Human Rights Watch is Investigating Pain Treatment in the U.S. and Wants to Hear From You.
Human Rights Watch is Investigating Pain Treatment in the U.S. and Wants to Hear From You.March 17th, 2018 by Cindy Perlin
Is denial of adequate pain treatment a human rights issue? A highly respected, international human rights group, Human Rights Watch, seems to think so. They have just launched an investigation into pain treatment in the United States.
Human Rights Watch has heard from many pain patients who have had their opioids abruptly reduced or discontinued who are experiencing severe suffering as a result. Now they are interested in hearing from pain patients who are suffering because of lack of access to alternative pain treatments (e.g. acupuncture, chiropractic, biofeedback, massage, mind/body treatments, medical marijuana, etc.).due to unaffordability as a result of lack of insurance coverage, lack of availability or illegality.
I have been asked by Human Rights Watch to help them collect stories from pain patients lacking access to alternative treatments. If you have a story to tell, please send it to me via my contact form HERE
More on Human Rights Watch from their website at http://www.hrw.org:

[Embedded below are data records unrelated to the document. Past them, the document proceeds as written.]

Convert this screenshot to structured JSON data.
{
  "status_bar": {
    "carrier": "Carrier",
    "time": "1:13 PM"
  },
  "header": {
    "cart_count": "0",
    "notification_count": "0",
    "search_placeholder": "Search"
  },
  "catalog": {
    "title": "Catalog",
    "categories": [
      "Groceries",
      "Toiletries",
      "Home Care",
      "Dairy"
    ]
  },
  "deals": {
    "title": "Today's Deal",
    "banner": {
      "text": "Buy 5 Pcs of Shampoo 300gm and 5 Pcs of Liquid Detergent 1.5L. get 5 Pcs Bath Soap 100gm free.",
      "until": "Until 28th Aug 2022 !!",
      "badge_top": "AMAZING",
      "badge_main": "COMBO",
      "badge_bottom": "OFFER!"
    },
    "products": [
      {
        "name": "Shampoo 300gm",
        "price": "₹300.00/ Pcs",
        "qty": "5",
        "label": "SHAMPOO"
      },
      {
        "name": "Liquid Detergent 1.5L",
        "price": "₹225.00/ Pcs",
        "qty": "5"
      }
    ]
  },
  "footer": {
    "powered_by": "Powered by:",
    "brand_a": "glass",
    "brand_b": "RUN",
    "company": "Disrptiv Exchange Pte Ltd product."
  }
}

Human Rights Watch is a nonprofit, nongovernmental human rights organization made up of roughly 400 staff members around the globe. Its staff consists of human rights professionals including country experts, lawyers, journalists, and academics of diverse backgrounds and nationalities. Established in 1978, Human Rights Watch is known for its accurate fact-finding, impartial reporting, effective use of media, and targeted advocacy, often in partnership with local human rights groups. Each year, Human Rights Watch publishes more than 100 reports and briefings on human rights conditions in some 90 countries, generating extensive coverage in local and international media. With the leverage this brings, Human Rights Watch meets with governments, the United Nations, regional groups like the African Union and the European Union, financial institutions, and corporations to press for changes in policy and practice that promote human rights and justice around the world.